Considering its wealth of details and the intimacy of its first-person voice, it’s hard to believe that The Eight Mountains by Paolo Cognetti is a work of fiction and not a memoir ... this isn’t so much a page-turner as a novel that draws you in, gets into your soul and never leaves.
Young Pietro’s initial reflections about life on holiday in the mountains, where he spends his summers, his relationship with his father, and his friendship with Bruno, the cow-herding son of a local stonemason, teeter on the brink of being overly mystical. But The Eight Mountains is written in such arrestingly simple language...that it’s impossible not to be gradually sucked into the peaks and valleys of Pietro’s life ... homespun philosophy – of which there is plenty – is an acquired taste. But there’s something about the vertiginous setting that lends itself to this kind of contemplation. Cognetti captures the elation and melancholy that comes with reaching a spectacular summit, only to realise the minuscule part we play in the panorama of life.
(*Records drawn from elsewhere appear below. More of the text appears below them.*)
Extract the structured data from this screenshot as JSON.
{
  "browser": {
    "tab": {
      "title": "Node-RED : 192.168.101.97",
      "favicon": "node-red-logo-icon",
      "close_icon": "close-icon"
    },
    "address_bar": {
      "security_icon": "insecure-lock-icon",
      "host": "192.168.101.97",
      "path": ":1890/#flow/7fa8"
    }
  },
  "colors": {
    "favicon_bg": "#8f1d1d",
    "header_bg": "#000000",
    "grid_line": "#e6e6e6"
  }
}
Paolo Cognetti’s novel ... is fluent in the language of mountains, and with his understated, crisp prose, the reader can almost breathe in the thin, alpine air ... Cognetti doesn’t hold to the old writing platitude of 'show, don’t tell,' but instead sets the stage for readers to simply feel. The strange ache of growing up — that floating sensation of trying to figure out who we are and who we’re supposed to be — reverberates throughout ... If the mountains in this book are a masterpiece, the underlying commentary about Europe’s present-day economic struggles and class disparities felt a bit underdeveloped ... The ending has a bittersweet mystery to it, yet I couldn’t help but wonder what would’ve happened if Cognetti has banished his romanticism in favor of letting his characters claw their way out of the dangerous crevasse of ruin toward recovery ... Still, The Eight Mountains reminds us of the power of place, the power of friendship, and the myths that shape our lives.